Impact of gait speed and instrumental activities of daily living on all-cause mortality in adults ≤65 years with heart failure

Alexander X. Lo*, John P. Donnelly, Gerald McGwin, Vera Bittner, Ali Ahmed, Cynthia J. Brown

*Corresponding author for this work

Research output: Contribution to journalArticlepeer-review

42 Scopus citations

Abstract

Mobility and function are important predictors of survival. However, their combined impact on mortality in adults ≤65 years with heart failure (HF) is not well understood. This study examined the role of gait speed and instrumental activities of daily living (IADL) in all-cause mortality in a cohort of 1,119 community-dwelling Cardiovascular Health Study participants ≤65 years with incident HF. Data on HF and mortality were collected through annual examinations or contact during the 10-year follow-up period. Slower gait speed (<0.8 m/s vs ≤0.8 m/s) and IADL impairment (≤1 vs 0 areas of dependence) were determined from baseline and follow-up assessments. A total of 740 (66%) of the 1,119 participants died during the follow-up period. Multivariate Cox proportional hazards models showed that impairments in either gait speed (hazard ratio 1.37, 95% confidence interval 1.10 to 1.70; p = 0.004) or IADL (hazard ratio 1.56, 95% confidence interval 1.29-1.89; p <0.001), measured within 1 year before the diagnosis of incident HF, were independently associated with mortality, adjusting for sociodemographic and clinical characteristics. The combined presence of slower gait speed and IADL impairment was associated with a greater risk of mortality and suggested an additive relation between gait speed and IADL. In conclusion, gait speed and IADL are important risk factors for mortality in adults ≤65 years with HF, but the combined impairments of both gait speed and IADL can have an especially important impact on mortality.

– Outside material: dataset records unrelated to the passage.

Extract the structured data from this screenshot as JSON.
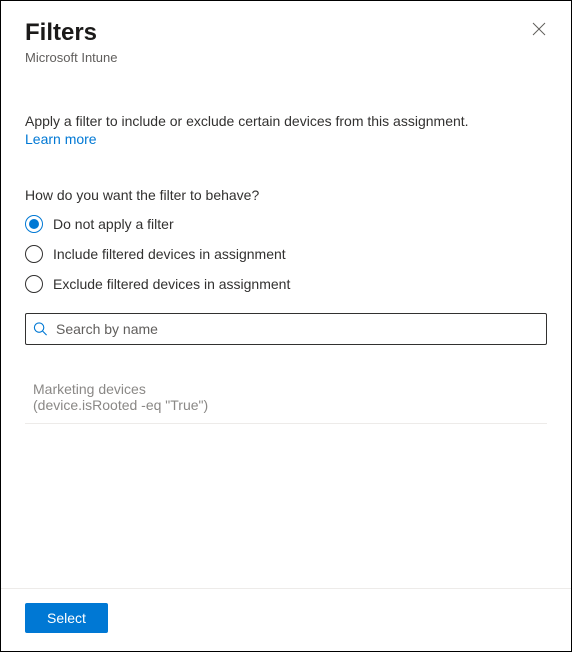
{
  "header": {
    "title": "Filters",
    "subtitle": "Microsoft Intune"
  },
  "body": {
    "intro": "Apply a filter to include or exclude certain devices from this assignment.",
    "learn_more": "Learn more",
    "question": "How do you want the filter to behave?",
    "radios": [
      {
        "label": "Do not apply a filter",
        "selected": true
      },
      {
        "label": "Include filtered devices in assignment",
        "selected": false
      },
      {
        "label": "Exclude filtered devices in assignment",
        "selected": false
      }
    ],
    "search": {
      "placeholder": "Search by name",
      "value": ""
    },
    "filters": [
      {
        "name": "Marketing devices",
        "rule": "(device.isRooted -eq \"True\")"
      }
    ]
  },
  "footer": {
    "select_label": "Select"
  }
}
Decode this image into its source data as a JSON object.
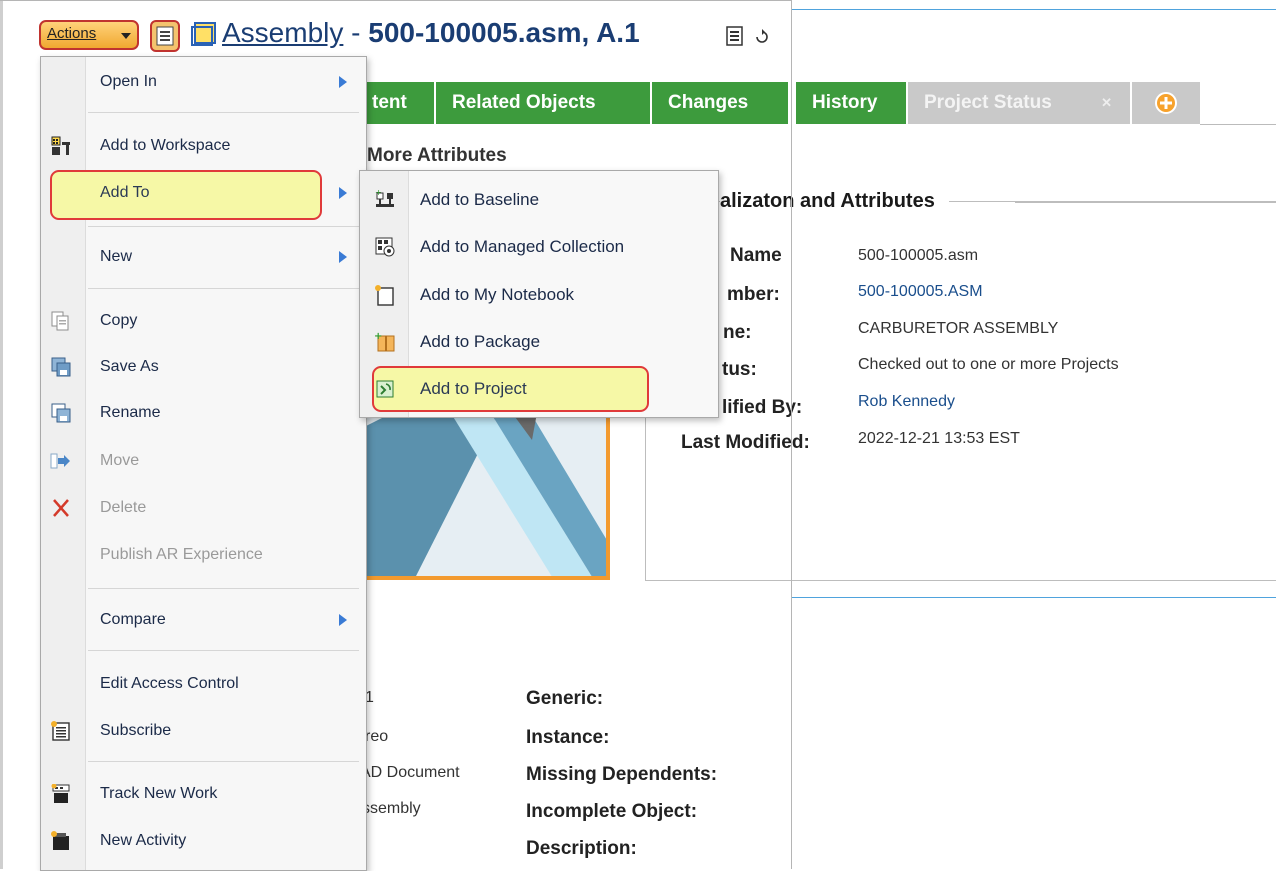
{
  "header": {
    "actions_label": "Actions",
    "object_type": "Assembly",
    "separator": " - ",
    "object_id": "500-100005.asm, A.1"
  },
  "tabs": [
    {
      "label": "tent",
      "style": "green"
    },
    {
      "label": "Related Objects",
      "style": "green"
    },
    {
      "label": "Changes",
      "style": "green"
    },
    {
      "label": "History",
      "style": "green"
    },
    {
      "label": "Project Status",
      "style": "grey"
    }
  ],
  "more_attributes": "More Attributes",
  "section_title": "alizaton and Attributes",
  "attributes": [
    {
      "label": "Name",
      "value": "500-100005.asm",
      "link": false
    },
    {
      "label": "mber:",
      "value": "500-100005.ASM",
      "link": true
    },
    {
      "label": "ne:",
      "value": "CARBURETOR ASSEMBLY",
      "link": false
    },
    {
      "label": "tus:",
      "value": "Checked out to one or more Projects",
      "link": false
    },
    {
      "label": "lified By:",
      "value": "Rob Kennedy",
      "link": true
    },
    {
      "label": "Last Modified:",
      "value": "2022-12-21 13:53 EST",
      "link": false
    }
  ],
  "lower_values": [
    "1",
    "reo",
    "AD Document",
    "ssembly"
  ],
  "lower_labels": [
    "Generic:",
    "Instance:",
    "Missing Dependents:",
    "Incomplete Object:",
    "Description:"
  ],
  "actions_menu": [
    {
      "label": "Open In",
      "icon": "none",
      "submenu": true,
      "disabled": false
    },
    {
      "label": "Add to Workspace",
      "icon": "workspace-icon",
      "submenu": false,
      "disabled": false
    },
    {
      "label": "Add To",
      "icon": "none",
      "submenu": true,
      "disabled": false,
      "highlighted": true
    },
    {
      "label": "New",
      "icon": "none",
      "submenu": true,
      "disabled": false
    },
    {
      "label": "Copy",
      "icon": "copy-icon",
      "submenu": false,
      "disabled": false
    },
    {
      "label": "Save As",
      "icon": "save-as-icon",
      "submenu": false,
      "disabled": false
    },
    {
      "label": "Rename",
      "icon": "rename-icon",
      "submenu": false,
      "disabled": false
    },
    {
      "label": "Move",
      "icon": "move-icon",
      "submenu": false,
      "disabled": true
    },
    {
      "label": "Delete",
      "icon": "delete-icon",
      "submenu": false,
      "disabled": true
    },
    {
      "label": "Publish AR Experience",
      "icon": "none",
      "submenu": false,
      "disabled": true
    },
    {
      "label": "Compare",
      "icon": "none",
      "submenu": true,
      "disabled": false
    },
    {
      "label": "Edit Access Control",
      "icon": "none",
      "submenu": false,
      "disabled": false
    },
    {
      "label": "Subscribe",
      "icon": "subscribe-icon",
      "submenu": false,
      "disabled": false
    },
    {
      "label": "Track New Work",
      "icon": "track-work-icon",
      "submenu": false,
      "disabled": false
    },
    {
      "label": "New Activity",
      "icon": "new-activity-icon",
      "submenu": false,
      "disabled": false
    }
  ],
  "add_to_submenu": [
    {
      "label": "Add to Baseline",
      "icon": "baseline-icon"
    },
    {
      "label": "Add to Managed Collection",
      "icon": "managed-collection-icon"
    },
    {
      "label": "Add to My Notebook",
      "icon": "notebook-icon"
    },
    {
      "label": "Add to Package",
      "icon": "package-icon"
    },
    {
      "label": "Add to Project",
      "icon": "project-icon",
      "highlighted": true
    }
  ],
  "colors": {
    "tab_green": "#3d9b3d",
    "tab_grey": "#c9c9c9",
    "highlight_fill": "#f6f8a6",
    "highlight_border": "#e03a3a",
    "actions_button": "#f0a830"
  }
}
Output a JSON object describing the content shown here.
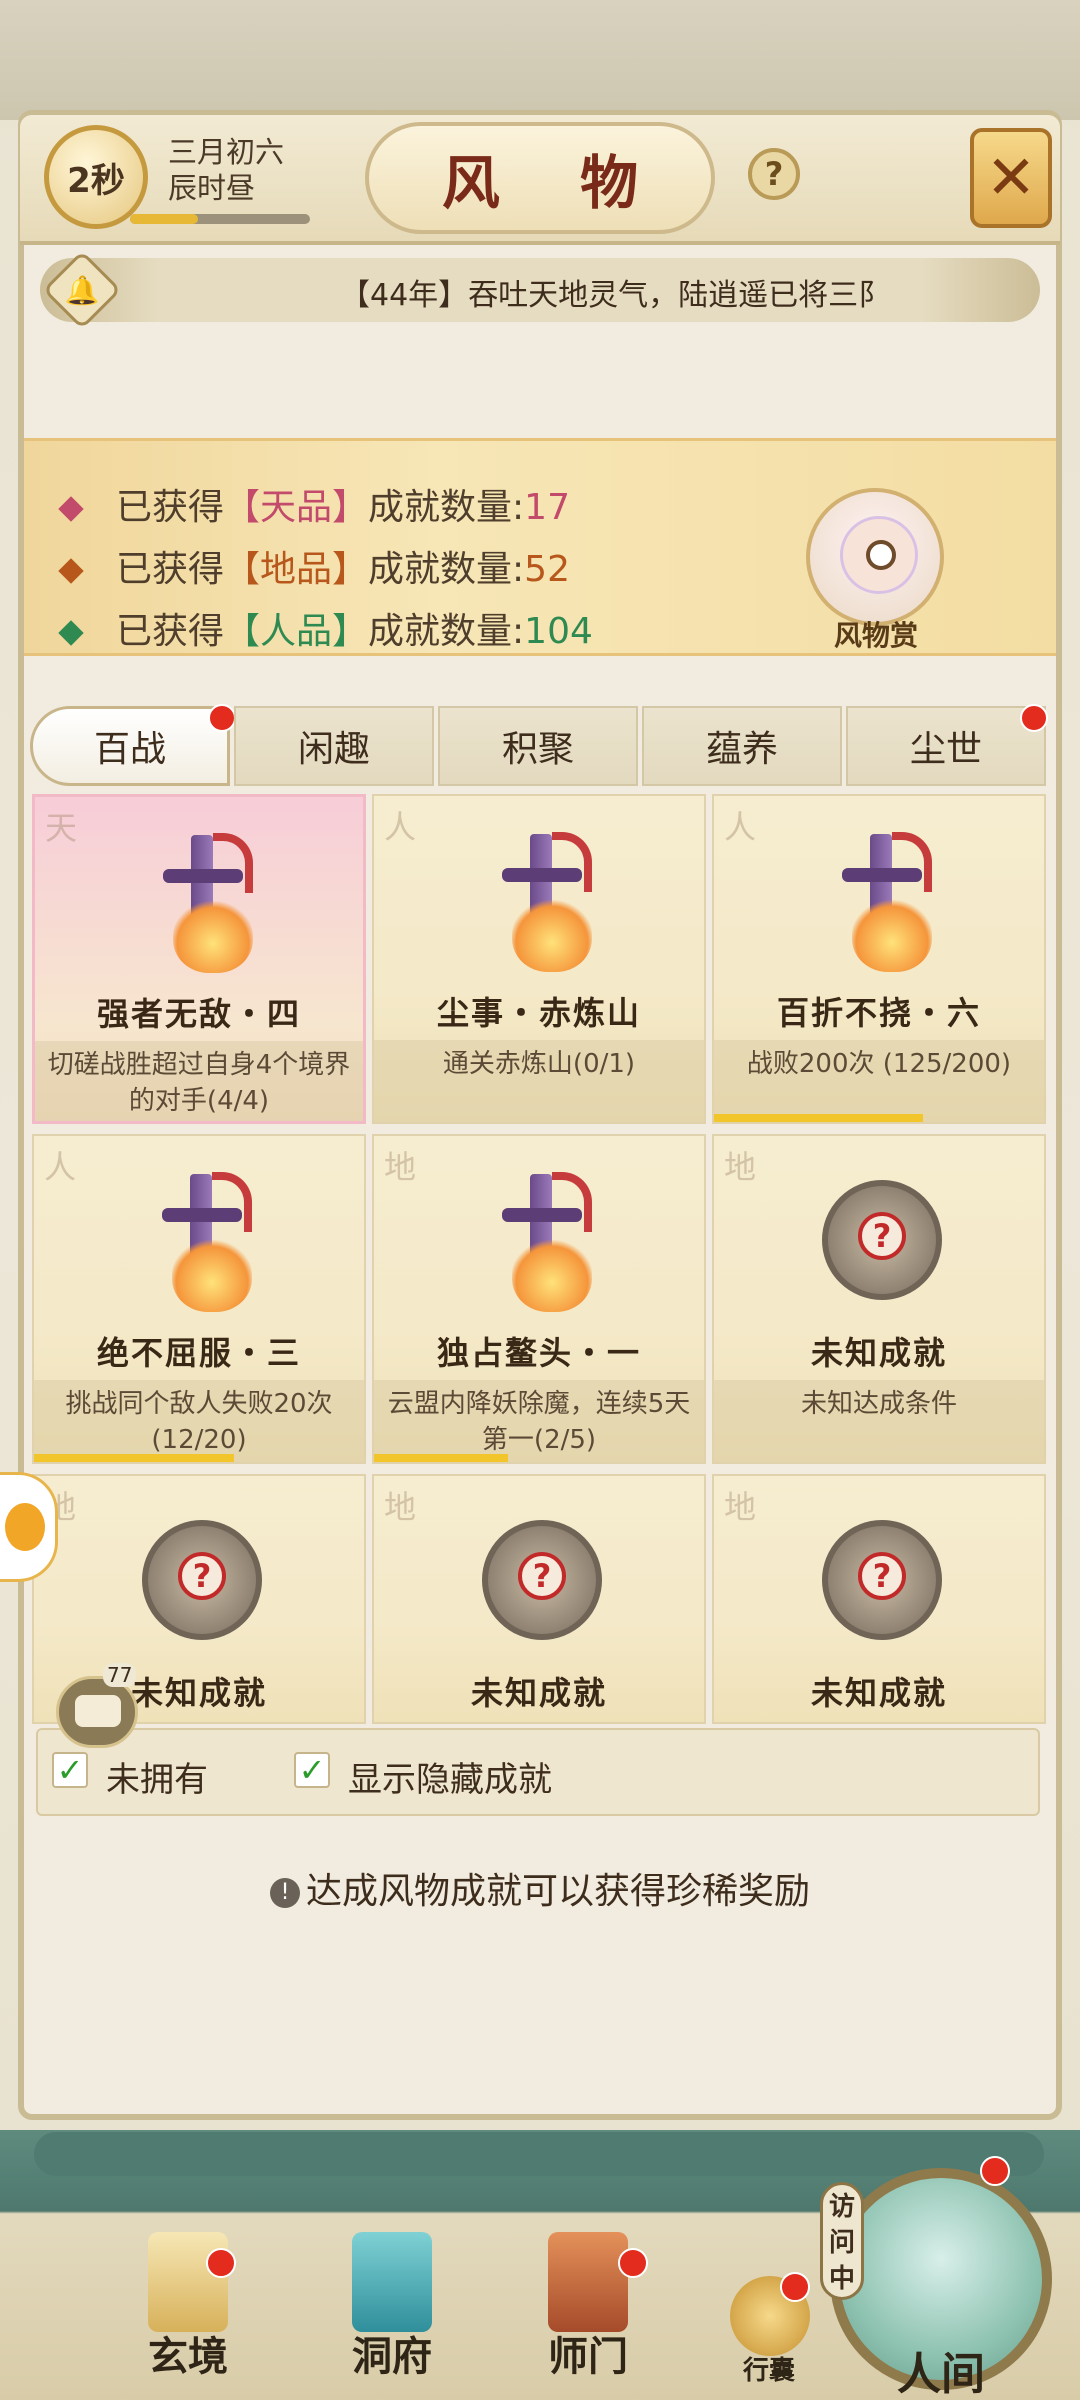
{
  "status": {
    "timer": "2秒",
    "date_line1": "三月初六",
    "date_line2": "辰时昼",
    "time_progress": 0.38
  },
  "header": {
    "title": "风 物",
    "help_label": "?",
    "close_label": "✕"
  },
  "ticker": {
    "text": "【44年】吞吐天地灵气，陆逍遥已将三阝"
  },
  "stats": {
    "rows": [
      {
        "prefix": "已获得",
        "grade": "【天品】",
        "suffix": "成就数量:",
        "value": "17",
        "color": "#c24a6a"
      },
      {
        "prefix": "已获得",
        "grade": "【地品】",
        "suffix": "成就数量:",
        "value": "52",
        "color": "#b8571c"
      },
      {
        "prefix": "已获得",
        "grade": "【人品】",
        "suffix": "成就数量:",
        "value": "104",
        "color": "#2f8a52"
      }
    ],
    "avatar_label": "风物赏"
  },
  "tabs": [
    {
      "label": "百战",
      "active": true,
      "dot": true
    },
    {
      "label": "闲趣",
      "active": false,
      "dot": false
    },
    {
      "label": "积聚",
      "active": false,
      "dot": false
    },
    {
      "label": "蕴养",
      "active": false,
      "dot": false
    },
    {
      "label": "尘世",
      "active": false,
      "dot": true
    }
  ],
  "cards": [
    {
      "grade": "天",
      "name": "强者无敌・四",
      "condition": "切磋战胜超过自身4个境界的对手(4/4)",
      "progress": 1.0,
      "icon": "sword-icon",
      "highlight": true
    },
    {
      "grade": "人",
      "name": "尘事・赤炼山",
      "condition": "通关赤炼山(0/1)",
      "progress": 0,
      "icon": "sword-icon",
      "highlight": false
    },
    {
      "grade": "人",
      "name": "百折不挠・六",
      "condition": "战败200次 (125/200)",
      "progress": 0.625,
      "icon": "sword-icon",
      "highlight": false
    },
    {
      "grade": "人",
      "name": "绝不屈服・三",
      "condition": "挑战同个敌人失败20次(12/20)",
      "progress": 0.6,
      "icon": "sword-icon",
      "highlight": false
    },
    {
      "grade": "地",
      "name": "独占鳌头・一",
      "condition": "云盟内降妖除魔，连续5天第一(2/5)",
      "progress": 0.4,
      "icon": "sword-icon",
      "highlight": false
    },
    {
      "grade": "地",
      "name": "未知成就",
      "condition": "未知达成条件",
      "progress": 0,
      "icon": "mystery-icon",
      "highlight": false
    },
    {
      "grade": "地",
      "name": "未知成就",
      "condition": "",
      "progress": 0,
      "icon": "mystery-icon",
      "highlight": false
    },
    {
      "grade": "地",
      "name": "未知成就",
      "condition": "",
      "progress": 0,
      "icon": "mystery-icon",
      "highlight": false
    },
    {
      "grade": "地",
      "name": "未知成就",
      "condition": "",
      "progress": 0,
      "icon": "mystery-icon",
      "highlight": false
    }
  ],
  "filters": {
    "not_owned": "未拥有",
    "show_hidden": "显示隐藏成就"
  },
  "chat_badge": "77",
  "hint": "达成风物成就可以获得珍稀奖励",
  "nav": {
    "xuanjing": "玄境",
    "dongfu": "洞府",
    "shimen": "师门",
    "bag": "行囊",
    "visit": "访问中",
    "world": "人间"
  }
}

Original languageEnglish (US)
Pages (from-to)797-801
Number of pages5
JournalAmerican Journal of Cardiology
Volume115
Issue number6
DOIs
StatePublished - Mar 15 2015

ASJC Scopus subject areas

  • Cardiology and Cardiovascular Medicine

Fingerprint Dive into the research topics of 'Impact of gait speed and instrumental activities of daily living on all-cause mortality in adults ≤65 years with heart failure'. Together they form a unique fingerprint.

Cite this